Recording “on-location”, “in the field”, or “on-site” refers to any recording that is done outside of any kind of studio environment. As the COVID-era has shown us, recording remotely can be just as powerful, impactful, and high-quality as recording on-location. However, there are a few cases where on-site recording is worth the significant time and budgetary investment. Keep in mind it is more expensive and requires specialized production partners. However, for the right reasons, it’s more than worth it.
Think your podcast may benefit from recording on-location? Keep reading for 4 great reasons to consider taking your podcast recording on-site.
When the location is a key character of your story.
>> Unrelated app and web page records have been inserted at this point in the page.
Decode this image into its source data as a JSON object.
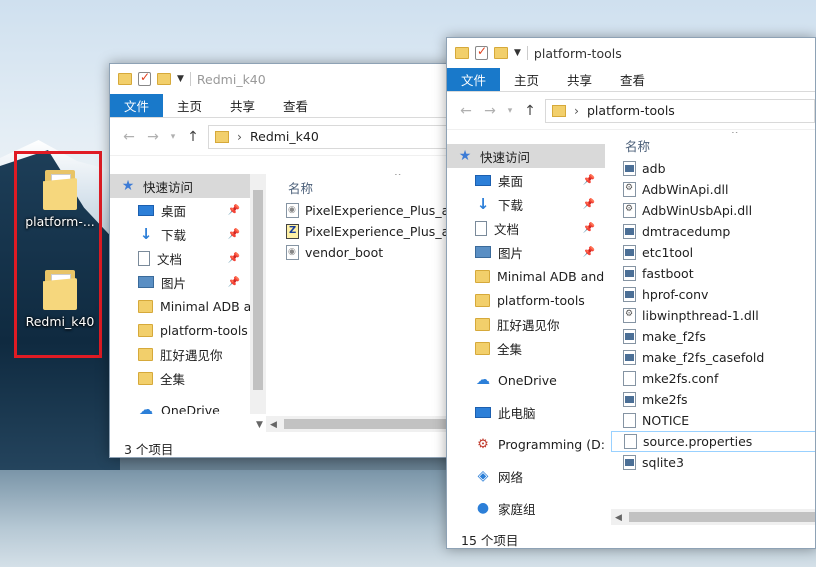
{
  "desktop": {
    "icons": [
      {
        "label": "platform-..."
      },
      {
        "label": "Redmi_k40"
      }
    ]
  },
  "left_window": {
    "title": "Redmi_k40",
    "ribbon": [
      "文件",
      "主页",
      "共享",
      "查看"
    ],
    "address": "Redmi_k40",
    "nav": [
      {
        "label": "快速访问",
        "icon": "star-icon",
        "pinned": false
      },
      {
        "label": "桌面",
        "icon": "desktop-icon",
        "pinned": true
      },
      {
        "label": "下载",
        "icon": "download-icon",
        "pinned": true
      },
      {
        "label": "文档",
        "icon": "document-icon",
        "pinned": true
      },
      {
        "label": "图片",
        "icon": "pictures-icon",
        "pinned": true
      },
      {
        "label": "Minimal ADB a",
        "icon": "folder-icon",
        "pinned": false
      },
      {
        "label": "platform-tools",
        "icon": "folder-icon",
        "pinned": false
      },
      {
        "label": "肛好遇见你",
        "icon": "folder-icon",
        "pinned": false
      },
      {
        "label": "全集",
        "icon": "folder-icon",
        "pinned": false
      },
      {
        "label": "OneDrive",
        "icon": "onedrive-icon",
        "pinned": false
      }
    ],
    "column_header": "名称",
    "files": [
      {
        "name": "PixelExperience_Plus_alio",
        "type": "img"
      },
      {
        "name": "PixelExperience_Plus_alio",
        "type": "zip"
      },
      {
        "name": "vendor_boot",
        "type": "img"
      }
    ],
    "status": "3 个项目"
  },
  "right_window": {
    "title": "platform-tools",
    "ribbon": [
      "文件",
      "主页",
      "共享",
      "查看"
    ],
    "address": "platform-tools",
    "nav": [
      {
        "label": "快速访问",
        "icon": "star-icon",
        "pinned": false
      },
      {
        "label": "桌面",
        "icon": "desktop-icon",
        "pinned": true
      },
      {
        "label": "下载",
        "icon": "download-icon",
        "pinned": true
      },
      {
        "label": "文档",
        "icon": "document-icon",
        "pinned": true
      },
      {
        "label": "图片",
        "icon": "pictures-icon",
        "pinned": true
      },
      {
        "label": "Minimal ADB and",
        "icon": "folder-icon",
        "pinned": false
      },
      {
        "label": "platform-tools",
        "icon": "folder-icon",
        "pinned": false
      },
      {
        "label": "肛好遇见你",
        "icon": "folder-icon",
        "pinned": false
      },
      {
        "label": "全集",
        "icon": "folder-icon",
        "pinned": false
      },
      {
        "label": "OneDrive",
        "icon": "onedrive-icon",
        "pinned": false
      },
      {
        "label": "此电脑",
        "icon": "this-pc-icon",
        "pinned": false
      },
      {
        "label": "Programming (D:)",
        "icon": "drive-icon",
        "pinned": false
      },
      {
        "label": "网络",
        "icon": "network-icon",
        "pinned": false
      },
      {
        "label": "家庭组",
        "icon": "homegroup-icon",
        "pinned": false
      }
    ],
    "column_header": "名称",
    "files": [
      {
        "name": "adb",
        "type": "exe"
      },
      {
        "name": "AdbWinApi.dll",
        "type": "dll"
      },
      {
        "name": "AdbWinUsbApi.dll",
        "type": "dll"
      },
      {
        "name": "dmtracedump",
        "type": "exe"
      },
      {
        "name": "etc1tool",
        "type": "exe"
      },
      {
        "name": "fastboot",
        "type": "exe"
      },
      {
        "name": "hprof-conv",
        "type": "exe"
      },
      {
        "name": "libwinpthread-1.dll",
        "type": "dll"
      },
      {
        "name": "make_f2fs",
        "type": "exe"
      },
      {
        "name": "make_f2fs_casefold",
        "type": "exe"
      },
      {
        "name": "mke2fs.conf",
        "type": "file"
      },
      {
        "name": "mke2fs",
        "type": "exe"
      },
      {
        "name": "NOTICE",
        "type": "file"
      },
      {
        "name": "source.properties",
        "type": "file"
      },
      {
        "name": "sqlite3",
        "type": "exe"
      }
    ],
    "status": "15 个项目"
  }
}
Is a specific location referenced in your podcast and is it sonically identifiable? If so, then consider recording in-person to capture the sonic “personality” of your surroundings.
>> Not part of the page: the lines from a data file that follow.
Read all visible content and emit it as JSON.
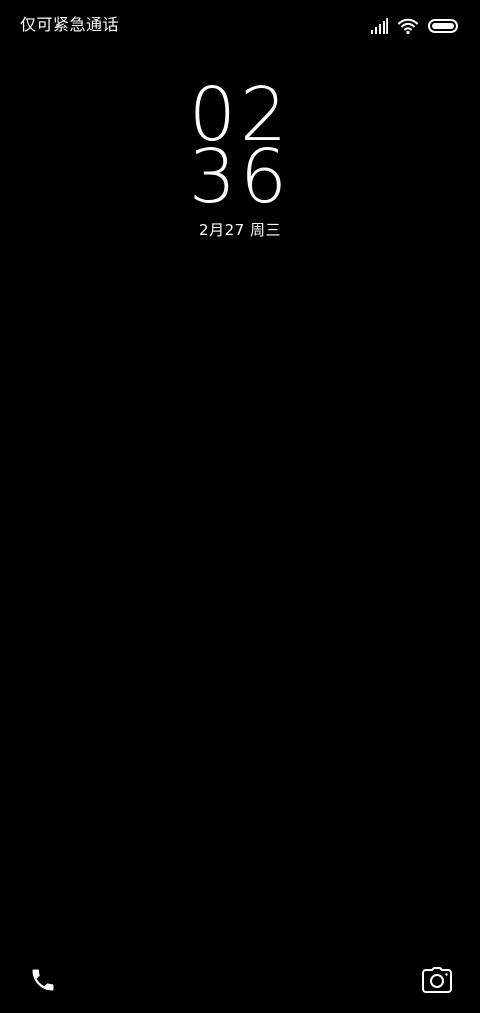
{
  "status_bar": {
    "carrier_text": "仅可紧急通话",
    "icons": [
      "signal-icon",
      "wifi-icon",
      "battery-icon"
    ]
  },
  "lock_screen": {
    "hour": "02",
    "minute": "36",
    "date": "2月27 周三"
  },
  "shortcuts": {
    "left": "phone-icon",
    "right": "camera-icon"
  },
  "colors": {
    "background": "#000000",
    "foreground": "#ffffff"
  }
}
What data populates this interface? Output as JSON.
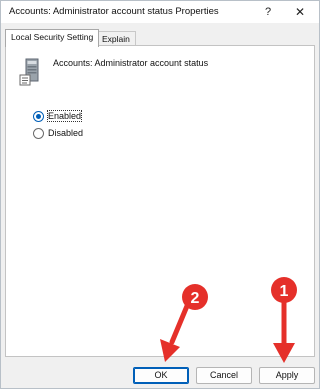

This situation is common when your podcast tells stories about specific places that listeners may not be able to imagine without hearing them. For example, if your podcast centers around exploring the everglades, then it would be extremely compelling to record interviews onsite so hosts or guests can talk about what they see while the ambience of that sonically identifiable environment calls on sensory memory to fully paint the picture of what’s being described.
When you are recording a podcast on-site and the location is a key character of your story, it’s important to consider how that setting will impact the sound. You will need to do some research ahead of time about what kind of equipment will work best for capturing those sounds and if there are any local or regional regulations.
When your podcast is tied to an event.
Does the podcast focus around an event? Events might include sporting games, red carpets, or art fairs that are happening in real time. Recording on location seems obvious in this case, however, in a world coming out of lockdowns, it’s worth reminding ourselves that these events make for super cool audio recording opportunities.
If your goal with going on-site is to capture an event in person then you’ll want recording equipment that is more lightweight and easily portable. A standard recorder can do the trick. If it’s a special event where there could be crowds cheering or booing – like at a stadium – you may need something better quality so that your listeners can hear what is going on over all the background noise. Don’t forget about having enough battery life in case the event runs long.
When you’re recording as an audience experience.
Have you thought about turning your podcast into an experience for your listeners? For podcasting, this usually looks like having a recording booth where listeners can record their own stories or thoughts, or record their own interview at a conference.
One example would be NPR’s StoryCorps. They have recorded over 30,000 interviews across 200 communities in the United States by setting up mobile recording booths and interviewing pedestrians who want to share their stories.
For this type of on-location recording, it is crucial to have a well thought out strategy to make the listener’s recording experience as smooth and enjoyable as possible.
When it’s going to be a special live episode in front of an audience.
For these special episodes, recording on-location allows listeners the chance to feel like they are a part of the live audience. Many podcasts record in front of a live audience for special bonus episodes, Q&A sessions about the podcast, or a recap discussion of the season. Whatever the case may be, recording on-location here will offer a super engaging experience for your listeners and is definitely worth the investment. While these are only a few reasons to consider taking your podcast onsite, the most important factor is to do what makes sense for your show. Want to record on-site, but don’t know where to start? Check out our podcast equipment guide or schedule a consultation call with our expert producers.
Paige McCauley is FRQNCY Media’s digital marketing maven and resident musical wunderkind. Paige has a long history with the power of sound as an award-winning recording artist and songwriter, performing at venues like The Fox Theatre, House of Blues in West Hollywood, and the Mercedes-Benz Superdome. She also has extensive experience in the music industry, interning for the Recording Academy and working with artists like Billie Eilish, Travis Scott, and Brandi Carlile during her time in college.